By Kevin W
I just heard an NPR report about Estonia’s new “Enterprise Estonia Technology Embassy” in San Jose. Estonia has established this one-man shop, ran by the unofficial “Technology Ambassador”, to provide “financing, counsel, partnership opportunities and training for entrepreneurs and research and development institutions.” Apparently, they have similar setups in Helsinki, London Stockholm, Moscow, St. Petersburg, Hamburg, Kiev, and Shanghai. Check out their Embassy’s official page, titled “Information Society” and detailing all the official state-ran telecomm and IT institutions.
Estonia has a really interesting tech history. At the end of the Cold War, Estonia didn’t have any computer networks in the country. Since then, however, Estonians now conduct 98% of the country’s banking electronically, 80% of tax returns were filed online, 65% of population have national ID cards with smart chips, they’ve had electronic voting since 2005, and over 30,000 people voted online in 2007. You can pay city parking meters with your cell phone via SMS, a system they implemented in 2002.
All this from a country that has a population roughly equal to San Antonio. Oh, and something else you won’t be seeing in Texas anytime soon—most Estonian gas stations are Wi-Fi hotspots! Estimates place the country’s entire IT workforce at only 10,000 people. Yet out of this small country came Skype, which was recently acquired by eBay for $2.5 billion.

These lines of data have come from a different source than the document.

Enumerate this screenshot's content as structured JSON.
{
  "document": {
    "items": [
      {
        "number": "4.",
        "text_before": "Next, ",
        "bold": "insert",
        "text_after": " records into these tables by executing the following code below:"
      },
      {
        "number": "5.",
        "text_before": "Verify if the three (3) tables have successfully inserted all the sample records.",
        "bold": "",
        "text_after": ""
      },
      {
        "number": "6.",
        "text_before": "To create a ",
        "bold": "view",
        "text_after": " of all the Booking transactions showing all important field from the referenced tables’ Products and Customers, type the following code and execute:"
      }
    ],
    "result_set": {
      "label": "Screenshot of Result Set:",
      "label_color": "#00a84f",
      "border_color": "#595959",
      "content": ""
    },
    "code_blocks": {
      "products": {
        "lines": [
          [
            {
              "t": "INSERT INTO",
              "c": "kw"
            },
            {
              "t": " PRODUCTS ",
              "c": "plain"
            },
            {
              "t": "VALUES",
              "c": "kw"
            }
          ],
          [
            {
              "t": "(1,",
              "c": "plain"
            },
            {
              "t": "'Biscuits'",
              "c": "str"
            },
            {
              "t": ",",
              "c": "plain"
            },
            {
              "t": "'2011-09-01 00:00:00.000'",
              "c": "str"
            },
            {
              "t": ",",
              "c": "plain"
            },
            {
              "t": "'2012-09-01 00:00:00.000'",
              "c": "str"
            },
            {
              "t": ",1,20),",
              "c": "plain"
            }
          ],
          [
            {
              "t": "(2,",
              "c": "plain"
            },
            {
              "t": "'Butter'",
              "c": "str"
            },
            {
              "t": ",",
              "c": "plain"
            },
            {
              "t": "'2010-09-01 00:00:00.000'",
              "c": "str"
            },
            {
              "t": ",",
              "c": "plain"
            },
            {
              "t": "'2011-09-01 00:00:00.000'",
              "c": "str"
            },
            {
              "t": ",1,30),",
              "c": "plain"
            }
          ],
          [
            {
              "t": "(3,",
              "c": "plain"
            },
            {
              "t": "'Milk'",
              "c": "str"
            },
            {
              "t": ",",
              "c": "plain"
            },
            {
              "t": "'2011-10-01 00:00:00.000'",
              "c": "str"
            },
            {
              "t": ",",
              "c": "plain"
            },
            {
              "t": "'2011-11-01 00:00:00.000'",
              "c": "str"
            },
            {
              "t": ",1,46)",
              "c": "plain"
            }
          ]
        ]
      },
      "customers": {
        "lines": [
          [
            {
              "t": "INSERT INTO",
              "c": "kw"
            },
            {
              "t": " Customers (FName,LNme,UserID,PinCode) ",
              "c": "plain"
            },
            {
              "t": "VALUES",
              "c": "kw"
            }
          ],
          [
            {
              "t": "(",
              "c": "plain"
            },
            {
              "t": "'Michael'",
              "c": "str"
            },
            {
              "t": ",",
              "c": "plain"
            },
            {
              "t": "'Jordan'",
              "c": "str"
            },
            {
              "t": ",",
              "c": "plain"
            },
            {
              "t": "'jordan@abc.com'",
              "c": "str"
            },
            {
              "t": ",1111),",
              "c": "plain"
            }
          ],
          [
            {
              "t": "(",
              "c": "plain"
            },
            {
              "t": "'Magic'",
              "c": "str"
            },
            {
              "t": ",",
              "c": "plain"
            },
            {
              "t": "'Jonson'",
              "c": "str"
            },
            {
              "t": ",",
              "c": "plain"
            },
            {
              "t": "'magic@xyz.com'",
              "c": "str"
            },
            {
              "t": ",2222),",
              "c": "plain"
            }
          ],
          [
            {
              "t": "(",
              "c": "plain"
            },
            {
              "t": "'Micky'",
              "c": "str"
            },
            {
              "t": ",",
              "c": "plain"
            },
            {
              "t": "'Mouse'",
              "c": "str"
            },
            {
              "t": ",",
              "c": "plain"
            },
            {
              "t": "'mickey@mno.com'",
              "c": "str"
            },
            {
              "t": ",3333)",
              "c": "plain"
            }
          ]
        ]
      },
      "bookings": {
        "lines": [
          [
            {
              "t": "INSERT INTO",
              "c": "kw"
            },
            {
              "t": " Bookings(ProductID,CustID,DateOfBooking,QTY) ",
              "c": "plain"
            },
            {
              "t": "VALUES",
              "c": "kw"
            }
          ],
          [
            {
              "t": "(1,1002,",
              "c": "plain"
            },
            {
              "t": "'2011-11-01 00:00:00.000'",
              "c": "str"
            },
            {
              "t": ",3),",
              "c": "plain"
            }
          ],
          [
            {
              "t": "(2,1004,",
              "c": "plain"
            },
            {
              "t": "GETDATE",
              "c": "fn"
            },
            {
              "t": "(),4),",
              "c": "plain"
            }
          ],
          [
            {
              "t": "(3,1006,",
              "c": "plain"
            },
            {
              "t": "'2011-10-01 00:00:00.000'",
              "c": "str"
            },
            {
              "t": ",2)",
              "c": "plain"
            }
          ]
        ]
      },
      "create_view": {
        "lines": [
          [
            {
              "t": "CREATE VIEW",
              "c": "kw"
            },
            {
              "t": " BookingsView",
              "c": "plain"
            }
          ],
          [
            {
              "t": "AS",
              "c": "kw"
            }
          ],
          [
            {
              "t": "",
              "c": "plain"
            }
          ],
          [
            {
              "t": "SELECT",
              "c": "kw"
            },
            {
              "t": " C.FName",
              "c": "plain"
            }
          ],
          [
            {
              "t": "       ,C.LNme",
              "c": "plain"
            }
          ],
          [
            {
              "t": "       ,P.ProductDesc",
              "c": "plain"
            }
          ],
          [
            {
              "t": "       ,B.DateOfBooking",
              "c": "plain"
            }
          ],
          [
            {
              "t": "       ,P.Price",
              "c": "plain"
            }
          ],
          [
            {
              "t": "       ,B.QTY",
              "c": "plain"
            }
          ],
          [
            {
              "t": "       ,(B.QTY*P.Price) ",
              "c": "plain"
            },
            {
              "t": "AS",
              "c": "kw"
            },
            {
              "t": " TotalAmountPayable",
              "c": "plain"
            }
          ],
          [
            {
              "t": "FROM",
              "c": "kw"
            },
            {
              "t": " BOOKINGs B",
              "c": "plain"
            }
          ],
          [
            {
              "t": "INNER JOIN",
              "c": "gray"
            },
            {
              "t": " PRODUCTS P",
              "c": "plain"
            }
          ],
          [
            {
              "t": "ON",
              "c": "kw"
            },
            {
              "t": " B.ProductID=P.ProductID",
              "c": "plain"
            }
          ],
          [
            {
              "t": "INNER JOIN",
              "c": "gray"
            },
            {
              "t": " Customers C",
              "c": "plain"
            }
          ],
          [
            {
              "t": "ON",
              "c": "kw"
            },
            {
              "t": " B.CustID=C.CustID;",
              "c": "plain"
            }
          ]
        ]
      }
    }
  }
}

The 90’s brought us the era of boutique dotcoms and now we have countries specializing in niche markets. Sealand is a data haven, Tuvalu selling off their .TV country code top-level domain name, and now Estonia is the go-to spot for web telecommunications. Maybe the US or the state of Texas can leverage this in some way? Perhaps a huge tech conglomerate can purchase a town and turn it into the hot new place for their slice of the IT market. Maybe UPS and Brownsville?